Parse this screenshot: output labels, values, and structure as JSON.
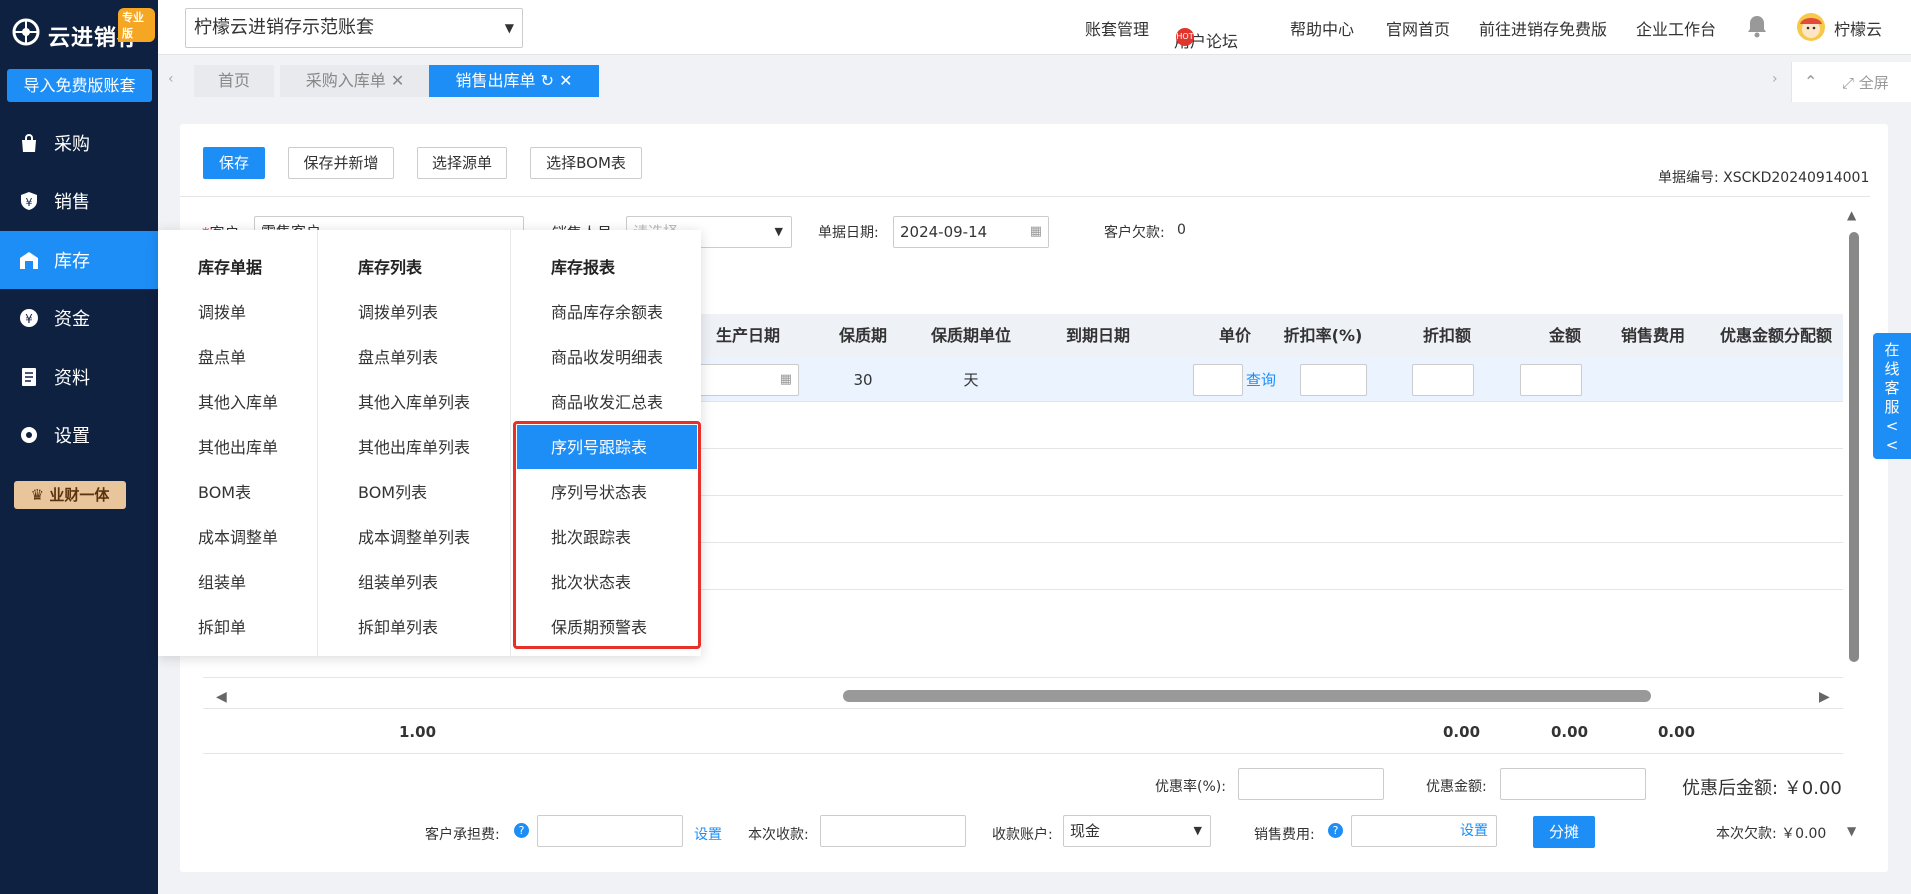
{
  "sidebar": {
    "logo_text": "云进销存",
    "logo_badge": "专业版",
    "import_button": "导入免费版账套",
    "items": [
      {
        "label": "采购",
        "icon": "bag-icon"
      },
      {
        "label": "销售",
        "icon": "shield-yen-icon"
      },
      {
        "label": "库存",
        "icon": "warehouse-icon"
      },
      {
        "label": "资金",
        "icon": "yen-circle-icon"
      },
      {
        "label": "资料",
        "icon": "document-icon"
      },
      {
        "label": "设置",
        "icon": "gear-icon"
      }
    ],
    "yc_button": "业财一体"
  },
  "topbar": {
    "account": "柠檬云进销存示范账套",
    "links": [
      "账套管理",
      "用户论坛",
      "帮助中心",
      "官网首页",
      "前往进销存免费版",
      "企业工作台"
    ],
    "hot": "HOT",
    "user": "柠檬云"
  },
  "tabs": {
    "items": [
      "首页",
      "采购入库单",
      "销售出库单"
    ],
    "fullscreen": "全屏"
  },
  "toolbar": {
    "save": "保存",
    "save_new": "保存并新增",
    "select_source": "选择源单",
    "select_bom": "选择BOM表",
    "doc_no": "单据编号: XSCKD20240914001"
  },
  "form": {
    "customer_label": "客户:",
    "customer_value": "零售客户",
    "sales_label": "销售人员:",
    "sales_placeholder": "请选择",
    "date_label": "单据日期:",
    "date_value": "2024-09-14",
    "debt_label": "客户欠款:",
    "debt_value": "0"
  },
  "grid": {
    "headers": [
      "生产日期",
      "保质期",
      "保质期单位",
      "到期日期",
      "单价",
      "折扣率(%)",
      "折扣额",
      "金额",
      "销售费用",
      "优惠金额分配额"
    ],
    "row": {
      "shelf_life": "30",
      "unit": "天",
      "query": "查询"
    },
    "totals": [
      "1.00",
      "0.00",
      "0.00",
      "0.00"
    ]
  },
  "footer": {
    "discount_rate_label": "优惠率(%):",
    "discount_amount_label": "优惠金额:",
    "after_discount": "优惠后金额:  ￥0.00",
    "customer_fee_label": "客户承担费:",
    "set": "设置",
    "receipt_label": "本次收款:",
    "account_label": "收款账户:",
    "account_value": "现金",
    "sales_fee_label": "销售费用:",
    "split": "分摊",
    "debt_this": "本次欠款: ￥0.00"
  },
  "dropdown": {
    "col1": {
      "title": "库存单据",
      "items": [
        "调拨单",
        "盘点单",
        "其他入库单",
        "其他出库单",
        "BOM表",
        "成本调整单",
        "组装单",
        "拆卸单"
      ]
    },
    "col2": {
      "title": "库存列表",
      "items": [
        "调拨单列表",
        "盘点单列表",
        "其他入库单列表",
        "其他出库单列表",
        "BOM列表",
        "成本调整单列表",
        "组装单列表",
        "拆卸单列表"
      ]
    },
    "col3": {
      "title": "库存报表",
      "items": [
        "商品库存余额表",
        "商品收发明细表",
        "商品收发汇总表",
        "序列号跟踪表",
        "序列号状态表",
        "批次跟踪表",
        "批次状态表",
        "保质期预警表"
      ]
    }
  },
  "kefu": {
    "label": "在线客服<<"
  },
  "colors": {
    "primary": "#1e8ef7",
    "sidebar": "#0f2140",
    "highlight_border": "#e8302a"
  }
}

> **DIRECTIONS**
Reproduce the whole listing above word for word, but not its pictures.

> **RESPONSE**
Parse this screenshot: output labels, values, and structure as JSON.
{
  "sidebar": {
    "logo_text": "云进销存",
    "logo_badge": "专业版",
    "import_button": "导入免费版账套",
    "items": [
      {
        "label": "采购",
        "icon": "bag-icon"
      },
      {
        "label": "销售",
        "icon": "shield-yen-icon"
      },
      {
        "label": "库存",
        "icon": "warehouse-icon"
      },
      {
        "label": "资金",
        "icon": "yen-circle-icon"
      },
      {
        "label": "资料",
        "icon": "document-icon"
      },
      {
        "label": "设置",
        "icon": "gear-icon"
      }
    ],
    "yc_button": "业财一体"
  },
  "topbar": {
    "account": "柠檬云进销存示范账套",
    "links": [
      "账套管理",
      "用户论坛",
      "帮助中心",
      "官网首页",
      "前往进销存免费版",
      "企业工作台"
    ],
    "hot": "HOT",
    "user": "柠檬云"
  },
  "tabs": {
    "items": [
      "首页",
      "采购入库单",
      "销售出库单"
    ],
    "fullscreen": "全屏"
  },
  "toolbar": {
    "save": "保存",
    "save_new": "保存并新增",
    "select_source": "选择源单",
    "select_bom": "选择BOM表",
    "doc_no": "单据编号: XSCKD20240914001"
  },
  "form": {
    "customer_label": "客户:",
    "customer_value": "零售客户",
    "sales_label": "销售人员:",
    "sales_placeholder": "请选择",
    "date_label": "单据日期:",
    "date_value": "2024-09-14",
    "debt_label": "客户欠款:",
    "debt_value": "0"
  },
  "grid": {
    "headers": [
      "生产日期",
      "保质期",
      "保质期单位",
      "到期日期",
      "单价",
      "折扣率(%)",
      "折扣额",
      "金额",
      "销售费用",
      "优惠金额分配额"
    ],
    "row": {
      "shelf_life": "30",
      "unit": "天",
      "query": "查询"
    },
    "totals": [
      "1.00",
      "0.00",
      "0.00",
      "0.00"
    ]
  },
  "footer": {
    "discount_rate_label": "优惠率(%):",
    "discount_amount_label": "优惠金额:",
    "after_discount": "优惠后金额:  ￥0.00",
    "customer_fee_label": "客户承担费:",
    "set": "设置",
    "receipt_label": "本次收款:",
    "account_label": "收款账户:",
    "account_value": "现金",
    "sales_fee_label": "销售费用:",
    "split": "分摊",
    "debt_this": "本次欠款: ￥0.00"
  },
  "dropdown": {
    "col1": {
      "title": "库存单据",
      "items": [
        "调拨单",
        "盘点单",
        "其他入库单",
        "其他出库单",
        "BOM表",
        "成本调整单",
        "组装单",
        "拆卸单"
      ]
    },
    "col2": {
      "title": "库存列表",
      "items": [
        "调拨单列表",
        "盘点单列表",
        "其他入库单列表",
        "其他出库单列表",
        "BOM列表",
        "成本调整单列表",
        "组装单列表",
        "拆卸单列表"
      ]
    },
    "col3": {
      "title": "库存报表",
      "items": [
        "商品库存余额表",
        "商品收发明细表",
        "商品收发汇总表",
        "序列号跟踪表",
        "序列号状态表",
        "批次跟踪表",
        "批次状态表",
        "保质期预警表"
      ]
    }
  },
  "kefu": {
    "label": "在线客服<<"
  },
  "colors": {
    "primary": "#1e8ef7",
    "sidebar": "#0f2140",
    "highlight_border": "#e8302a"
  }
}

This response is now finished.